Without even questioning the likelihood of success in any of these ventures (would this supposed device have ever gotten onto a plane?), such networks as Channel Nine news would insist that this could be the “13th significant conspiracy to be foiled by Australian authorities since the country’s terror threat level was raised to ‘probable’ in 2014.”

The Herald Sun was already dubbing this a Jihadi “meat mincer bomb plot”, happy to ignore the obvious point that details were horrendously sketchy.
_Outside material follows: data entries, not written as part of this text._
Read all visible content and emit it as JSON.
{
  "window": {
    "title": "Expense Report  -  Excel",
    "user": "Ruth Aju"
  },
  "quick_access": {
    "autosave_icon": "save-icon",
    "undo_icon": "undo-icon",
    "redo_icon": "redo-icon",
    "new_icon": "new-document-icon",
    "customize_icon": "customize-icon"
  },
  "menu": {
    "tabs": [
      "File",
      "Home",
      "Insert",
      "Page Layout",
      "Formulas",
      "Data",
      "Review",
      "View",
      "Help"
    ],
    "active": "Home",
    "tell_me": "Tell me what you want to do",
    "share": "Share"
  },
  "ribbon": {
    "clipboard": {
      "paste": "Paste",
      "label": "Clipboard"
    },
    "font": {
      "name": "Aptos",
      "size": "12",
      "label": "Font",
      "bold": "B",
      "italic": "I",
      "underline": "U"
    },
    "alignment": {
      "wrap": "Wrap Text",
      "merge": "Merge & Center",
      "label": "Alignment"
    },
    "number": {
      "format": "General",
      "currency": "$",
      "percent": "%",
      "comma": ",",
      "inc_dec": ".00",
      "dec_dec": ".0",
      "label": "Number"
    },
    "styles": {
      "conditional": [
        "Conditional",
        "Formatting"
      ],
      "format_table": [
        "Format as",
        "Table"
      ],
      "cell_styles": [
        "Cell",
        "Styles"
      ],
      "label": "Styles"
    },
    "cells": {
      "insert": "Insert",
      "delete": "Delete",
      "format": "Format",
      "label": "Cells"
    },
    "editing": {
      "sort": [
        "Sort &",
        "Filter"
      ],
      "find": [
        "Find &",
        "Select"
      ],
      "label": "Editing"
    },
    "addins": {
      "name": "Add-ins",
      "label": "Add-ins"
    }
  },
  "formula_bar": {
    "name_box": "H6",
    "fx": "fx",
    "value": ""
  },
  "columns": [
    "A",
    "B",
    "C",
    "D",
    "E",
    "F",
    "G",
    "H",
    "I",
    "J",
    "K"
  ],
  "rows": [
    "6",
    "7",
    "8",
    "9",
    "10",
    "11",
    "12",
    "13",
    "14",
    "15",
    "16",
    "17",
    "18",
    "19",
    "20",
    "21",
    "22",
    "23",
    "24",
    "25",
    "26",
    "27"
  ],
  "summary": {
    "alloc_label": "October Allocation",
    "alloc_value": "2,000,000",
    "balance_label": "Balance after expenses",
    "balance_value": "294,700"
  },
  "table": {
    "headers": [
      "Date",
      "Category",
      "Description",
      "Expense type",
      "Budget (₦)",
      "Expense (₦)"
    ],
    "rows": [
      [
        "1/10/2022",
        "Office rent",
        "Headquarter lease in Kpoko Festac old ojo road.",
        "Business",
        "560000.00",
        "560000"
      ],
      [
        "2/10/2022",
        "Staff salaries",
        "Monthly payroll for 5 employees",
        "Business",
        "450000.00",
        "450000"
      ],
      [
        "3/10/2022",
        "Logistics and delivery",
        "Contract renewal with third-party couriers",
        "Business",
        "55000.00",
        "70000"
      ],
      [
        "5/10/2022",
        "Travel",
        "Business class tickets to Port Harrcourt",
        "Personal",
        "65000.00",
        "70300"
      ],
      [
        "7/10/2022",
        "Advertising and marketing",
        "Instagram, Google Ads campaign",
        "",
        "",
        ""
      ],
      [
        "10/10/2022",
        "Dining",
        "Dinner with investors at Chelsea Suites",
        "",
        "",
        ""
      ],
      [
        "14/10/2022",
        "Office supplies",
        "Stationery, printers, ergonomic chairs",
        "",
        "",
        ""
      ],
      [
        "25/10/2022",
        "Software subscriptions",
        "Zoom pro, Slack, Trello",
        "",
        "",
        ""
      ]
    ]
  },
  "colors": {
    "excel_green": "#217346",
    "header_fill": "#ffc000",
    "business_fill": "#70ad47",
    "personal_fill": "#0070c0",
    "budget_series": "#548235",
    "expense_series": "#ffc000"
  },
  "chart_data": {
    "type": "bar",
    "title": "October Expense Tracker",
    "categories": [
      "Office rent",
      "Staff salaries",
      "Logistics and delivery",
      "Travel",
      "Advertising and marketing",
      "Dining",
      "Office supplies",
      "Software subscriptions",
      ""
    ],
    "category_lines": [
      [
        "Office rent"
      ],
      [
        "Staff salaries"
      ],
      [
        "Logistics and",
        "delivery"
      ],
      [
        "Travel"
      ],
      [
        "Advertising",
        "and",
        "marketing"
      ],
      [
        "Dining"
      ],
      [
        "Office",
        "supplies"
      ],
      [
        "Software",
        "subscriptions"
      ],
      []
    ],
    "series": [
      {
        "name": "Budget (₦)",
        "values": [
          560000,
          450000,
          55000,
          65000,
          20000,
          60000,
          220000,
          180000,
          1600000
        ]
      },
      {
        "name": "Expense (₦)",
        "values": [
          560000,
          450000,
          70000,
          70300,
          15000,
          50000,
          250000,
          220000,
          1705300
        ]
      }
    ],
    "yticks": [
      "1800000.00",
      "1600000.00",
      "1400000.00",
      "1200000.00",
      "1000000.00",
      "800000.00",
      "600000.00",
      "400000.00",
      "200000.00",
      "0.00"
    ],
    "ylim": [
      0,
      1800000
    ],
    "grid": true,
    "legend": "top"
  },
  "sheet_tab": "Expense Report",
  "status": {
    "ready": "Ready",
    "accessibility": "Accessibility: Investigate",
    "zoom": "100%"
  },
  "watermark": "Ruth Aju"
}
The Prime Minister, Malcolm Turnbull, deemed the conspiracy “elaborate”. (The foe must always be elevated to make the effort both worthwhile and free of folly.) The AFP Commissioner, Andrew Colvin, was convinced that this was “Islamic-inspired terrorism.  Exactly what is behind this is something we will need to investigate fully.”

Depending on what you scoured, reports suggested that this was a “non-traditional” device which was set to be used for an “Islamist inspired” cause.  The usual cadre of experts were consulted to simply affirm trends they could neither prove nor verify, with the “lone wolf” theme galloping out in front.

John Coyne of the Australian Strategic Policy Institute’s Border Security Program, for instance, plotted a kindergarten evolution for his audience: planes were used in September 2001; then came regionally focused incidents such as the Bali bombings, and now, in classic fatuity, “a new chapter arising or a return chapter almost”. “This is much more panned and deliberate, if the allegations are correct.”

Rita Panahi, whose writings prefer opinion to the inconvenience incurred by looking at evidence, cheered the weekend efforts and issued a reminder: “Remember the weekend’s terror raids next time you have to surrender a tube of sunscreen as you pass through airport security a second time, this time barefooted and beltless, and fearful you might miss your flight.”

For Panahi, this was a case that was done and dusted. These were “wannabe jihadis” (dead cert); they had plotted to inflict “mayhem and destruction on Australian soil” (naturally) and Australians needed to understand that an ungainly super structure of intrusive security measures were indispensable to security. Thank the counter-terrorism forces, luck and distance.

Such occasions also provide chicken feed for pecking journalists, many of whom have ceased the task of even procuring their beaks for the next expose.  Indeed, some were crowing, including one on ABC 24, that the “disruption” of an “imminent” attack had taken place at speed; that this “cell” had little chance of ever bringing their device to an aircraft.  Evidence and scrutiny are ill-considered, and the political classes are permitted to behave accordingly.

The Border Protection Minister, Peter Dutton, never happy to part with anything valuable on the subject of security, refused to confirm whether there had been an international dimension, a tip-off from intelligence agencies, or assistance.

“There will be lots of speculation around what the intent was,” claimed Dutton, “but obviously all of us have been working hard over recent days and we rely upon the expertise of the Federal Police and ASIO and other agencies.” He observed that there was “a lot of speculation around” which he did not wish to add to.

He need not have bothered, given that the opinion makers have formed a coalition of denial and embellishment so vast and enthusiastic so as to make Australia matter in the supposed global jihadi effort. It would come as a crushing disappointment to the infant in that room of international relations to realise otherwise.

Binoy Kampmark was a Commonwealth Scholar at Selwyn College, Cambridge. He lectures at RMIT University, Melbourne and can be reached at:

August 1, 2017 Posted by | Civil Liberties, Deception, Mainstream Media, Warmongering | | 1 Comment